• _EXERCISE OBJECTIVE_: Go through the data below and return each line where the string "Adobe" appears.

• _DATA TO USE_:
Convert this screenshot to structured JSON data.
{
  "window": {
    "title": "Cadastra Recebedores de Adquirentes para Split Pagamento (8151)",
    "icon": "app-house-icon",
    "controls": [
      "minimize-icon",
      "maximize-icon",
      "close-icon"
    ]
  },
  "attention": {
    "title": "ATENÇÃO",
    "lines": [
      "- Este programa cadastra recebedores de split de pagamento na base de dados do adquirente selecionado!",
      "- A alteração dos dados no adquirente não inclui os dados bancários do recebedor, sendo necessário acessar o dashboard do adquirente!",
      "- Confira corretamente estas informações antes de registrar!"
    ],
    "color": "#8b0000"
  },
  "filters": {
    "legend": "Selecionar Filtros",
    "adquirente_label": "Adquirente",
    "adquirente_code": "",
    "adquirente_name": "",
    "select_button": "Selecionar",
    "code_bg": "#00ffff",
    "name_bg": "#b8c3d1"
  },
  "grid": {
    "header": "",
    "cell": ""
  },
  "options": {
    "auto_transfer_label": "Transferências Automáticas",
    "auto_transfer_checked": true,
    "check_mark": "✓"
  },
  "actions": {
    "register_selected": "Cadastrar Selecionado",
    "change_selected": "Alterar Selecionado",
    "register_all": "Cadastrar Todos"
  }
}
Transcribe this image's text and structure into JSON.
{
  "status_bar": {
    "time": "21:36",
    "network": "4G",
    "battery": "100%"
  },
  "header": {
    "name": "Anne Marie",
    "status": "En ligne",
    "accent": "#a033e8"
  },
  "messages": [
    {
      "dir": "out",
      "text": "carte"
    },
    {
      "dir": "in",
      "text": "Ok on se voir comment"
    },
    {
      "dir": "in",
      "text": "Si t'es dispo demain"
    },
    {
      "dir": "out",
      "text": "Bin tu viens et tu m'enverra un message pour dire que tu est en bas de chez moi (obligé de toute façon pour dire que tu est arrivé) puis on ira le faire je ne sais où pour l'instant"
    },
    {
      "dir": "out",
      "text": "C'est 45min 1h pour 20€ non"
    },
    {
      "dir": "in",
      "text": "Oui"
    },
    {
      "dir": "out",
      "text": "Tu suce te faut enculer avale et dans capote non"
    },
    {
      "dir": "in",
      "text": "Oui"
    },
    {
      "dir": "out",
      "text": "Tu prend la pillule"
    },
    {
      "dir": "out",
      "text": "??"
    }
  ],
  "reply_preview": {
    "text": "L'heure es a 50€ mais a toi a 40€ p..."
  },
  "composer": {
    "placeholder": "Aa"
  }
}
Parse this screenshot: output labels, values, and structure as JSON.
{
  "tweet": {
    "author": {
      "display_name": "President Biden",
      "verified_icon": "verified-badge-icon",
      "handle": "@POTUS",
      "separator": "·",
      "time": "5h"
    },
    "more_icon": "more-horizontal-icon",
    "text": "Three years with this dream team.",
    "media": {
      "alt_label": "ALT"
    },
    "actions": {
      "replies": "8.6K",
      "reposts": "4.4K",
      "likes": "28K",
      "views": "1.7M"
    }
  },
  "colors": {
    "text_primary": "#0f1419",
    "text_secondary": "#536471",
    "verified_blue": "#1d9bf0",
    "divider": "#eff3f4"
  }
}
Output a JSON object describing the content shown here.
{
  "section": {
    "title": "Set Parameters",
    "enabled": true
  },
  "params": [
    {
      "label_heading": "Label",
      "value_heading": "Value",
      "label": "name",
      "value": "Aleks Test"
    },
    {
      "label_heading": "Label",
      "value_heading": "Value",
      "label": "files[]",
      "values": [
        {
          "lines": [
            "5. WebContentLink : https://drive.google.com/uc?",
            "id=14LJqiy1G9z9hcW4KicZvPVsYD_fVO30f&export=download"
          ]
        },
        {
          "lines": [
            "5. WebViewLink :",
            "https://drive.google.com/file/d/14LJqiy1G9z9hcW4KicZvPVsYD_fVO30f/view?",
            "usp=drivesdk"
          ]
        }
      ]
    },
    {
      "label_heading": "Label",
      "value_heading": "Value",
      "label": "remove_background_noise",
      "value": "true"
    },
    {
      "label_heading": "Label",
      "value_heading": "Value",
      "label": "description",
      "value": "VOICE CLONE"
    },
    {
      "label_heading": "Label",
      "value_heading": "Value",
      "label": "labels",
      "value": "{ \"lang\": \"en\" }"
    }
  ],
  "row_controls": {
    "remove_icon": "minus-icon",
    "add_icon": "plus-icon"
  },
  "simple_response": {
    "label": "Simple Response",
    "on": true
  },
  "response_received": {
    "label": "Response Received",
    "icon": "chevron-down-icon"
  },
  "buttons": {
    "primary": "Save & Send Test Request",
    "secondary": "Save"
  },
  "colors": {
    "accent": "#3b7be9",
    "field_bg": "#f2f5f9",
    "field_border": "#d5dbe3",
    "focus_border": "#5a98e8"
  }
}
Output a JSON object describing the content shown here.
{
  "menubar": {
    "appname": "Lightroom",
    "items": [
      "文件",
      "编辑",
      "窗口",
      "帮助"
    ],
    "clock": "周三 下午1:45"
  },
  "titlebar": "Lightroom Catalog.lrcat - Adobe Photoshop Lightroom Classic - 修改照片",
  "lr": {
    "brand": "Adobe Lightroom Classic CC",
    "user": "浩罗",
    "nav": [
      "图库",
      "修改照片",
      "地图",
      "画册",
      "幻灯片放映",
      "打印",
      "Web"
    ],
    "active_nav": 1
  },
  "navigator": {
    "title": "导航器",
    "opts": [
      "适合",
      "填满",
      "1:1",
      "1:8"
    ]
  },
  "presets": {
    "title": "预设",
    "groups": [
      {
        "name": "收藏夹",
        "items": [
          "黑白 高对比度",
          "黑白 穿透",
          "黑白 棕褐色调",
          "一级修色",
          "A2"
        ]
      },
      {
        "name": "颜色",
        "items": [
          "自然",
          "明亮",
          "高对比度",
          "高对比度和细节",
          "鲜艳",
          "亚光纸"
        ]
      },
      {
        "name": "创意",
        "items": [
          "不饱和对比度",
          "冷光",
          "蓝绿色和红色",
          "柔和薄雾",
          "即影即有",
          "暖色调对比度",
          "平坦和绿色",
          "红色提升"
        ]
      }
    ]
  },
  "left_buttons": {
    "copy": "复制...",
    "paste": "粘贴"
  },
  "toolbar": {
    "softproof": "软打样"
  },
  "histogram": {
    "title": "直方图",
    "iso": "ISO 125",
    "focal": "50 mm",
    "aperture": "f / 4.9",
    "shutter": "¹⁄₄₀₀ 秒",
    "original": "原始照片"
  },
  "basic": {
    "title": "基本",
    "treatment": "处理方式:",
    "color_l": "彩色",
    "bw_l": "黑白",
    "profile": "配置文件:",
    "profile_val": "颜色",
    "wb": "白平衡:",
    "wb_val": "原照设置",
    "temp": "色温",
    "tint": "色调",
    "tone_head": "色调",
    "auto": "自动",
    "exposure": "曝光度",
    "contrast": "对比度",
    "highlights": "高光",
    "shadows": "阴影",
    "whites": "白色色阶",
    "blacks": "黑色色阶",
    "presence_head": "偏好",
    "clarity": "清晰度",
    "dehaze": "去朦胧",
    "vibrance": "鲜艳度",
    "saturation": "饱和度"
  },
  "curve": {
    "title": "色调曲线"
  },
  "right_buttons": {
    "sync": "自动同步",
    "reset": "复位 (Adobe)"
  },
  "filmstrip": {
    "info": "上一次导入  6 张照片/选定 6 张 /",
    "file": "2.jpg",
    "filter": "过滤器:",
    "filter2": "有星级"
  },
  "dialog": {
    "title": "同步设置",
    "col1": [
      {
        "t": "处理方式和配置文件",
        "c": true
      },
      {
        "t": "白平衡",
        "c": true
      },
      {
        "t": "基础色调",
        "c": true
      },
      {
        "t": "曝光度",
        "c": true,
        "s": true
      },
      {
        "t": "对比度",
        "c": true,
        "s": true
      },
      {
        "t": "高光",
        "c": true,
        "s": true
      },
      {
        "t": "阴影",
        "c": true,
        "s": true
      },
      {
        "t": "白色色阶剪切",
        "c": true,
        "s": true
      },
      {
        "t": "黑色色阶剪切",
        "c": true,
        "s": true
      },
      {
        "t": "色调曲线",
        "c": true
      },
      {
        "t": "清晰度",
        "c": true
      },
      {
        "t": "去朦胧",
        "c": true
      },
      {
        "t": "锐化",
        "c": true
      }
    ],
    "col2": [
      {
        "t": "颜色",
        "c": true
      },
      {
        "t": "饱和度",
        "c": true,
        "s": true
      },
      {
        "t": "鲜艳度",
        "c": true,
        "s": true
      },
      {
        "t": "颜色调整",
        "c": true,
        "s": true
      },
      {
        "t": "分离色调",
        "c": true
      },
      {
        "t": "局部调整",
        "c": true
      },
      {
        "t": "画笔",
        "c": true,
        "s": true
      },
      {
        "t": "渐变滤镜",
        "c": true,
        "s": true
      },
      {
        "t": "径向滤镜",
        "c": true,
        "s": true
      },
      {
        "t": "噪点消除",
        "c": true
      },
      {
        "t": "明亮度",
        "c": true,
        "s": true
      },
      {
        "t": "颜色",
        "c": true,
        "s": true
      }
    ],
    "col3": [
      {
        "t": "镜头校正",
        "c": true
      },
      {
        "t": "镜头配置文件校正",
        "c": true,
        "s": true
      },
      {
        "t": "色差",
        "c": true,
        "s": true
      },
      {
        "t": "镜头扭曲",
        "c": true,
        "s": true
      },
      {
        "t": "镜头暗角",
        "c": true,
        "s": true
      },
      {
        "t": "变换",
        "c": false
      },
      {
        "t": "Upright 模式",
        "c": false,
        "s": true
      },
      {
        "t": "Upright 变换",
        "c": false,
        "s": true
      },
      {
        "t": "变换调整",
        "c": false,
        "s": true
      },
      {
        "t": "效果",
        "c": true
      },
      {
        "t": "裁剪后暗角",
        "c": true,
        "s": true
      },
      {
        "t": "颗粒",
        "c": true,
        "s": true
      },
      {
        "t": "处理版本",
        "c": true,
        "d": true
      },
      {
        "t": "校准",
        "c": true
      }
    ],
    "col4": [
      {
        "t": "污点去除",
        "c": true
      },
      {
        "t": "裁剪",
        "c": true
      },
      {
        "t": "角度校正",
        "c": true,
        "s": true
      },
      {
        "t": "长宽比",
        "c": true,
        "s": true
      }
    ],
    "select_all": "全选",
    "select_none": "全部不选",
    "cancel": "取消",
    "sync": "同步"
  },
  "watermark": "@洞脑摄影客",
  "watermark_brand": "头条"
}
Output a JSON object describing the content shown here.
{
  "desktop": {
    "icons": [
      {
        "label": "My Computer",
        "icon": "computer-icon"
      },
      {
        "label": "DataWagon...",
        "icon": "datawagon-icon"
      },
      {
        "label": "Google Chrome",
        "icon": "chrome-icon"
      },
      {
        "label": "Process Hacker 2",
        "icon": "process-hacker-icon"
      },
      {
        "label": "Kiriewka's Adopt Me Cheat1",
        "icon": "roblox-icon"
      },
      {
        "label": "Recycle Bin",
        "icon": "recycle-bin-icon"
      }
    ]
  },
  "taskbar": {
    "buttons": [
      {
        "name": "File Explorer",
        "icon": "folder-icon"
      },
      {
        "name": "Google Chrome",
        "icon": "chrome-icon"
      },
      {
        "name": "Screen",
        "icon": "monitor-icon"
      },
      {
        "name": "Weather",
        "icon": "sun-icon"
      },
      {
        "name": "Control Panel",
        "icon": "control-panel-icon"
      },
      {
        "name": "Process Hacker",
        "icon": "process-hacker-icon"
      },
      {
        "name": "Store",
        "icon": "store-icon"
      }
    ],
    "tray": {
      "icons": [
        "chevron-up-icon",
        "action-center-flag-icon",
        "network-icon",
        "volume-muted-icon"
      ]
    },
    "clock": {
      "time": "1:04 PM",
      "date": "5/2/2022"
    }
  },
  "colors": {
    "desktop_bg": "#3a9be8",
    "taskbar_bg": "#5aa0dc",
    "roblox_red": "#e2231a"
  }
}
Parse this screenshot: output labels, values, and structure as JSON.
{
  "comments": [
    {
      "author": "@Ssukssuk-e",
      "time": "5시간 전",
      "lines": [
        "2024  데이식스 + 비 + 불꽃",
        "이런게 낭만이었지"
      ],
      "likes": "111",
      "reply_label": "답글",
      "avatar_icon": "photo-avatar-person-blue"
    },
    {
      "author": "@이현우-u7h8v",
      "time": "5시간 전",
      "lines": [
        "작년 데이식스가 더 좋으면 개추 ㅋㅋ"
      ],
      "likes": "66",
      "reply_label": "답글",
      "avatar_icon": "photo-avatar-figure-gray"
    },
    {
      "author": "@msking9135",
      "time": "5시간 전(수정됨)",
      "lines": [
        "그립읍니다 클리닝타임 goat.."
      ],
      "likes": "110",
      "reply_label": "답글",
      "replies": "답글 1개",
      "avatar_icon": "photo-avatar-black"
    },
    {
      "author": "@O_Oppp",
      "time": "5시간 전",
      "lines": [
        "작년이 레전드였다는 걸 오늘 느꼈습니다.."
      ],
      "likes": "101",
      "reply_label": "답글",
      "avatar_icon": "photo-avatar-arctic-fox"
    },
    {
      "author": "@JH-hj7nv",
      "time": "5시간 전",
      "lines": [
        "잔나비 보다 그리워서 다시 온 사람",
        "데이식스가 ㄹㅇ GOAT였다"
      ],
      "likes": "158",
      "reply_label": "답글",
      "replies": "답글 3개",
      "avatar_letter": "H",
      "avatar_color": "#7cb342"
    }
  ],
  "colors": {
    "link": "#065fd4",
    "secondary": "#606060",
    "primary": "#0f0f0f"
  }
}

• _EXERCISE OUTPUT_:
  "titlebar": "Lightroom Catalog.lrcat - Adobe Photoshop Lightroom Classic - 修改照片",
    "brand": "Adobe Lightroom Classic CC",
    "reset": "复位 (Adobe)"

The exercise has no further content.